%%
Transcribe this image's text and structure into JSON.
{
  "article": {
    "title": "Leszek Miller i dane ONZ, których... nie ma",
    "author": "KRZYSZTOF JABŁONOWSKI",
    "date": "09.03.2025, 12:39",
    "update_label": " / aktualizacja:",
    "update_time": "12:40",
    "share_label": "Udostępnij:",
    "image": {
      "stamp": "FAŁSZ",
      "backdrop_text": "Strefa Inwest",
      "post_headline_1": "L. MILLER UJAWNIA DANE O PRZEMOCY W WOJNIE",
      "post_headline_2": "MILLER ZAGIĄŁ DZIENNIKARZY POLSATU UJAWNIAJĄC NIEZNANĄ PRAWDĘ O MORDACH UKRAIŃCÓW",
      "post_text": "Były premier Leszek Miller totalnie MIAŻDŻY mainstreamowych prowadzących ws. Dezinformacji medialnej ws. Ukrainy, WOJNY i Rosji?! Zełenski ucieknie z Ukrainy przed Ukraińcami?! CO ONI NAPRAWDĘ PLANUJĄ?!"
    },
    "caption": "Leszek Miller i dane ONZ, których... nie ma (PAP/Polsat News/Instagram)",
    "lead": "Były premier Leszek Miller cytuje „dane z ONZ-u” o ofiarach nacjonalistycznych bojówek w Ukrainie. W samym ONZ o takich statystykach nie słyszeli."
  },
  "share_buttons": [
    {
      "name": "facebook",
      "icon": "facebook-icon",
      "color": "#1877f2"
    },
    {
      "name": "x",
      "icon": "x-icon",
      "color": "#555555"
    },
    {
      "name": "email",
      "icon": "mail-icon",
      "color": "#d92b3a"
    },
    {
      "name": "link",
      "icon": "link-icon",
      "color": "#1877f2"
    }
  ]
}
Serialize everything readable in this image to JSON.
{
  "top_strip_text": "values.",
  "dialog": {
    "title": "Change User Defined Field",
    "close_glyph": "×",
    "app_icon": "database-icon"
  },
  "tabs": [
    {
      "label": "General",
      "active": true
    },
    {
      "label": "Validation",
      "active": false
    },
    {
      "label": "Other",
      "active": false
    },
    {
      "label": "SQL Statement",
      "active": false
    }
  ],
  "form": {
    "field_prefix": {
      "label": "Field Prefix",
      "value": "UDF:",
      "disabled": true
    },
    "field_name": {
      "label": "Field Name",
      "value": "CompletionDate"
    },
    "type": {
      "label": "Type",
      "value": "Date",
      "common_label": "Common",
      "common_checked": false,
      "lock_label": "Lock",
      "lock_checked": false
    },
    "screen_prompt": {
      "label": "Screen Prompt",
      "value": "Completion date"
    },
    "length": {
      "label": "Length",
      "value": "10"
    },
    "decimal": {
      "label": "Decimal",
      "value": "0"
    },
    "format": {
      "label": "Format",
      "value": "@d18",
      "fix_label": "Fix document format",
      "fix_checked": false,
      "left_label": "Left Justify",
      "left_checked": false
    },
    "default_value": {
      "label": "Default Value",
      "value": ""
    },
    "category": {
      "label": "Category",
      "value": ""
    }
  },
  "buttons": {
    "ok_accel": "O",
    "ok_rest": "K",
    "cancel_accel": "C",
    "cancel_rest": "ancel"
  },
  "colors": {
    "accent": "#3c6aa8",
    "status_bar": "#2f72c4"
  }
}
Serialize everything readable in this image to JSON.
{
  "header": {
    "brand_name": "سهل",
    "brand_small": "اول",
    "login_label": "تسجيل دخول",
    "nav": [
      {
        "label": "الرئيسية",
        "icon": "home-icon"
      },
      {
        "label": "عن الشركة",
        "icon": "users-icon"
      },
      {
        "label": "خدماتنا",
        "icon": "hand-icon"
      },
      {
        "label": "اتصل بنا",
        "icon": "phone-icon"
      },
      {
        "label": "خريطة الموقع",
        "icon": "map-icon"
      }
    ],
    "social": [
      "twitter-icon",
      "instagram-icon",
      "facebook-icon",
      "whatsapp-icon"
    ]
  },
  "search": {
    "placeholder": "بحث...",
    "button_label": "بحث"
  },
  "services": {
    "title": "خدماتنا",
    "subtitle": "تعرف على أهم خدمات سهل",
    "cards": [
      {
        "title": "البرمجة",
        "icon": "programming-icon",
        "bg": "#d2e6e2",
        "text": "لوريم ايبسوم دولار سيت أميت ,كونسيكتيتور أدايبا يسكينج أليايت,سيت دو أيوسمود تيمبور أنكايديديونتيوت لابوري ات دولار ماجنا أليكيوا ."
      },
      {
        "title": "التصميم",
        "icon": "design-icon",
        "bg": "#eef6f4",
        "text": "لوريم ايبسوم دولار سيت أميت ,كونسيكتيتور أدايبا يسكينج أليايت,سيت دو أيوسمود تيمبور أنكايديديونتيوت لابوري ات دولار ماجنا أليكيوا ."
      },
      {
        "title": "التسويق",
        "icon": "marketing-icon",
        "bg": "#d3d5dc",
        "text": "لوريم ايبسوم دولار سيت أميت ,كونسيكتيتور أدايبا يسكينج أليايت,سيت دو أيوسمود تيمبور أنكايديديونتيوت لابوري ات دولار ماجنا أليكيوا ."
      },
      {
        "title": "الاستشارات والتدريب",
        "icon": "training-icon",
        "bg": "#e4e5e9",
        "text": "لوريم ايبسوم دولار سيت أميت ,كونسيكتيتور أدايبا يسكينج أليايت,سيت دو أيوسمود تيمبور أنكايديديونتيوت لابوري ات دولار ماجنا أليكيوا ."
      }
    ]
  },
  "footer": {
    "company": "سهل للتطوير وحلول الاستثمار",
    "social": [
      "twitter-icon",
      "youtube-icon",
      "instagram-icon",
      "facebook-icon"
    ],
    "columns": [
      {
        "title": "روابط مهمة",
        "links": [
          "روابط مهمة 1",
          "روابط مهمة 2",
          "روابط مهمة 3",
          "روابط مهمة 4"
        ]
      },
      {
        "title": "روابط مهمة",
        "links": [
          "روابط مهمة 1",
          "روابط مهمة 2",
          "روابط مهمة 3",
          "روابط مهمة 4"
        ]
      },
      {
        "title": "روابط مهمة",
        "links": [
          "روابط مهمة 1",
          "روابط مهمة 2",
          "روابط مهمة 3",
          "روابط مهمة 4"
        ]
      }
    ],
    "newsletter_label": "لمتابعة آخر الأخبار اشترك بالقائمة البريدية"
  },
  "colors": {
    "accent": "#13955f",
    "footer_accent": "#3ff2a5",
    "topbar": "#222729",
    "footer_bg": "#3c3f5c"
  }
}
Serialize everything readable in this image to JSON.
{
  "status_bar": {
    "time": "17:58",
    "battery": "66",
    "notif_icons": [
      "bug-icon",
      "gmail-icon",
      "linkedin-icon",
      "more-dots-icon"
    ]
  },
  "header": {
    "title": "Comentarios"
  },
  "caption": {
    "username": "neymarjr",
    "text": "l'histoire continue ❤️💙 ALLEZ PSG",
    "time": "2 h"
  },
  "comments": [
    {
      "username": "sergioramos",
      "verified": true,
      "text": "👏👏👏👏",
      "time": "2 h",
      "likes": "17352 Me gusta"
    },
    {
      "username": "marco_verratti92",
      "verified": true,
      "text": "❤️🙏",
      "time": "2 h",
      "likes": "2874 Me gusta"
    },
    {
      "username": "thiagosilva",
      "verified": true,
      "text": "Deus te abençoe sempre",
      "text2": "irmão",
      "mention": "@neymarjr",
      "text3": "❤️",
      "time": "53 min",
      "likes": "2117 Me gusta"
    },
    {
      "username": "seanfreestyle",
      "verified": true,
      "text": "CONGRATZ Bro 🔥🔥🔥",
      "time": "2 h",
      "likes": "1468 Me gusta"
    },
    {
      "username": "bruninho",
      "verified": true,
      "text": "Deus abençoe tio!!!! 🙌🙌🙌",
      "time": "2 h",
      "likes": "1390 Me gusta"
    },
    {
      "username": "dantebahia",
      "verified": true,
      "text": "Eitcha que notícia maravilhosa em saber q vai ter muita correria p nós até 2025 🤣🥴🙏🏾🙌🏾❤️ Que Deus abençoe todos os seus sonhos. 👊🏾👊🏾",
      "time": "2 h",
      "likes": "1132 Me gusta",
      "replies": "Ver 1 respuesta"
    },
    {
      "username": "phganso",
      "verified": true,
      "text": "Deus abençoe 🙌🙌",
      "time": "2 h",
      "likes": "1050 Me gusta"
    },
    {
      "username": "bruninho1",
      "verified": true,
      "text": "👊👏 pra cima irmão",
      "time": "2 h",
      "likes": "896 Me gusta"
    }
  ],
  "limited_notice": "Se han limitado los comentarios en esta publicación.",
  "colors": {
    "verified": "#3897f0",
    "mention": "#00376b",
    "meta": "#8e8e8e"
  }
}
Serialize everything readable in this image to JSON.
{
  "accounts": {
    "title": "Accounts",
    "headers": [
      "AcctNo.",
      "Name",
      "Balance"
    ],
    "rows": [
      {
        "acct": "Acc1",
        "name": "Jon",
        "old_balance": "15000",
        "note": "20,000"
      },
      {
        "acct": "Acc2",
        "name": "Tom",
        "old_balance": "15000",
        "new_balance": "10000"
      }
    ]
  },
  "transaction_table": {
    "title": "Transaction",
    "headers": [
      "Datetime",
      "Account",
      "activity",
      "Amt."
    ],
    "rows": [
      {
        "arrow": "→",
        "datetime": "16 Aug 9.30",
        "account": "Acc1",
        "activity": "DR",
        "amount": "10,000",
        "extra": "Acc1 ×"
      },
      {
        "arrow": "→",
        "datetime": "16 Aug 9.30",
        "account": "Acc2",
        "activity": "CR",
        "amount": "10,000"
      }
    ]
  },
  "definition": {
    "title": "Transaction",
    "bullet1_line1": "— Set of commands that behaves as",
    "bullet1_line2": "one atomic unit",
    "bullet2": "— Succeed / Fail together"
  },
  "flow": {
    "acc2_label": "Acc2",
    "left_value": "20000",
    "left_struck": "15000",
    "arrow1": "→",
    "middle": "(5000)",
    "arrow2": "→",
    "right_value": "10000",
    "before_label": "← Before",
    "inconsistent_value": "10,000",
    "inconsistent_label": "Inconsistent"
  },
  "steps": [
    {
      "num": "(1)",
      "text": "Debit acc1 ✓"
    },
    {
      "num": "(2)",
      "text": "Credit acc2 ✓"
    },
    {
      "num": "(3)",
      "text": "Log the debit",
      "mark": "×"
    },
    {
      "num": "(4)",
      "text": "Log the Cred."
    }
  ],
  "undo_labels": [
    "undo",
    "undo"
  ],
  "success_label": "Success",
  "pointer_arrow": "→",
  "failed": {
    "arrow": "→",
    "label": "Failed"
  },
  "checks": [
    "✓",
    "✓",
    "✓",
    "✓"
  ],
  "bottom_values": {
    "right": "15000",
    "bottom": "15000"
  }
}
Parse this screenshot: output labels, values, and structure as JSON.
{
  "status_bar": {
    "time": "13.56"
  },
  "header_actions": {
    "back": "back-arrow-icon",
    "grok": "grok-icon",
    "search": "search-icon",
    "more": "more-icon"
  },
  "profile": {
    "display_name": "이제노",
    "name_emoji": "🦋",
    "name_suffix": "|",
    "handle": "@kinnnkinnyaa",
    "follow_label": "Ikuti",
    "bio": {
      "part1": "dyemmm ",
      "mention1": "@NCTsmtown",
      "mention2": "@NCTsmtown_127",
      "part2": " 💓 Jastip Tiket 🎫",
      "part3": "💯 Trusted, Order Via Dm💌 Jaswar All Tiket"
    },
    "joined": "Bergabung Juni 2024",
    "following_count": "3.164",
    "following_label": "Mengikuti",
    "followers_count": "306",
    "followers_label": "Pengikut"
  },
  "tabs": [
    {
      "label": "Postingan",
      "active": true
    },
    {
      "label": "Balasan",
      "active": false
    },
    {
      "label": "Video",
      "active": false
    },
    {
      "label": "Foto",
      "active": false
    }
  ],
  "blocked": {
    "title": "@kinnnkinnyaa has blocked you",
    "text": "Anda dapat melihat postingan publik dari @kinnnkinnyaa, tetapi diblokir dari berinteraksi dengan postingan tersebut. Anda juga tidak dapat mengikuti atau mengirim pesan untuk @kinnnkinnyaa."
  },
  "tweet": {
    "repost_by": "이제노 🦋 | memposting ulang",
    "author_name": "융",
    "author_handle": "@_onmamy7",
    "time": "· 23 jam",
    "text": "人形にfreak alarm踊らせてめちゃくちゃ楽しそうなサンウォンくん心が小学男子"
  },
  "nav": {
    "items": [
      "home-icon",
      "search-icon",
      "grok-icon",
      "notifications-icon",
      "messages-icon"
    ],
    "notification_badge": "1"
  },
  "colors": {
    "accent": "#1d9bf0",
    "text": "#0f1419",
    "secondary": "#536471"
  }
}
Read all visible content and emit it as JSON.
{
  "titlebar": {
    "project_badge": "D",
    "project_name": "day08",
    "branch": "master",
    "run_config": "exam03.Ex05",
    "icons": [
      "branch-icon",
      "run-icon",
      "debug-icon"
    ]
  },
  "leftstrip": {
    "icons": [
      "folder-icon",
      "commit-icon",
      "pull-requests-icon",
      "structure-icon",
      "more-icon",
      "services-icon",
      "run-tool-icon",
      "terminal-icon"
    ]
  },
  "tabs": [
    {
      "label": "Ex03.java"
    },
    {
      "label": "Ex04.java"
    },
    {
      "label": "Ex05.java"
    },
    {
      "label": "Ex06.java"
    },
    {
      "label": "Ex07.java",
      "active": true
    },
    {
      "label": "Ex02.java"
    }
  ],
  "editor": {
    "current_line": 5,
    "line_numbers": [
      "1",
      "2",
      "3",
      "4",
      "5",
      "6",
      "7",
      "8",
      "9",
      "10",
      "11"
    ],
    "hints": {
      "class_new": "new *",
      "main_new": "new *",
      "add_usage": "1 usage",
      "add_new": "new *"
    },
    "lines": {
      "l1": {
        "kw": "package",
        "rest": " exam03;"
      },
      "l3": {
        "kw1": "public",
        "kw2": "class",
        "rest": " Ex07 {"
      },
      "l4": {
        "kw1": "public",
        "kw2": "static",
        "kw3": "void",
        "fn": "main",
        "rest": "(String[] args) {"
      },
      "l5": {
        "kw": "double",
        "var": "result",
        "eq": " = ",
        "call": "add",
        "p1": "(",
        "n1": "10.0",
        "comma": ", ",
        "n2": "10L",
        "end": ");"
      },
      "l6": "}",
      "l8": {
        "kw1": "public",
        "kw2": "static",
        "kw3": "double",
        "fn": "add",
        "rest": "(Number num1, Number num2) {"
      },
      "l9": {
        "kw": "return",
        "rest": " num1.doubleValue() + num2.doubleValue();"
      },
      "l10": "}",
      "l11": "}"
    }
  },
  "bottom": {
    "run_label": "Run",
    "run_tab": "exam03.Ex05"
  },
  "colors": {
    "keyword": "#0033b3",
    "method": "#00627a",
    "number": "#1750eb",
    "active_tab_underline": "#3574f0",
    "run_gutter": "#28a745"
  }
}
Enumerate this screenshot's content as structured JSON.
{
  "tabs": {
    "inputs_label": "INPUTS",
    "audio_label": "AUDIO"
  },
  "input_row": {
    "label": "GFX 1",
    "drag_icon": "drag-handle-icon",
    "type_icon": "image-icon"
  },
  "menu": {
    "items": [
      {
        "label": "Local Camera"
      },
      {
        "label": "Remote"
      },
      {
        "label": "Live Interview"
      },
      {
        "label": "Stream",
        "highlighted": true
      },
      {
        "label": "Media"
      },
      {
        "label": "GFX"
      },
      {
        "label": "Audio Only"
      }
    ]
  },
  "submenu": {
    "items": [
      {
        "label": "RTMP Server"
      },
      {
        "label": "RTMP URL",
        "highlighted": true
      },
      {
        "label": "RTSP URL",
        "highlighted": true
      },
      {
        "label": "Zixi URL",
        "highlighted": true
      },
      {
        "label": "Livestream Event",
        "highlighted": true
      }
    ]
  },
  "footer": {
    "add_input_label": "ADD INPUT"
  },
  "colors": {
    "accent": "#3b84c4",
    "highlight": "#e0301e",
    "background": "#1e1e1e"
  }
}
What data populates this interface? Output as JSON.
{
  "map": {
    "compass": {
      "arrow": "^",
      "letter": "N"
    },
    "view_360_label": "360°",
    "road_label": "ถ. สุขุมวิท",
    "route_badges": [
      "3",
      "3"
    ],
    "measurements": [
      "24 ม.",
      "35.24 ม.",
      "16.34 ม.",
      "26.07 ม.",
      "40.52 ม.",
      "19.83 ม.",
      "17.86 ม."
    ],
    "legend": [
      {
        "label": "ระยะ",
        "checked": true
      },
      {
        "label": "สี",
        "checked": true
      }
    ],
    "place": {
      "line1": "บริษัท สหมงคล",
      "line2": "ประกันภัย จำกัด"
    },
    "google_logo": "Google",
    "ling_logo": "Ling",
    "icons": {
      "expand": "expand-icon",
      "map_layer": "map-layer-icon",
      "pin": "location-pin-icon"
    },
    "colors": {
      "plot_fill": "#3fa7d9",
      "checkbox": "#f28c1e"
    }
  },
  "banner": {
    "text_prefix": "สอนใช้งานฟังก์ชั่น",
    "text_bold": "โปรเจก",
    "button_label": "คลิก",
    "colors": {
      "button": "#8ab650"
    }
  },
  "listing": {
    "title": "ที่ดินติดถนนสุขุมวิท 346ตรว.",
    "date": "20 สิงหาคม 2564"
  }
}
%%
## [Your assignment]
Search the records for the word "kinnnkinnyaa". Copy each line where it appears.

## [Exercise output]
    "handle": "@kinnnkinnyaa",
    "title": "@kinnnkinnyaa has blocked you",
    "text": "Anda dapat melihat postingan publik dari @kinnnkinnyaa, tetapi diblokir dari berinteraksi dengan postingan tersebut. Anda juga tidak dapat mengikuti atau mengirim pesan untuk @kinnnkinnyaa."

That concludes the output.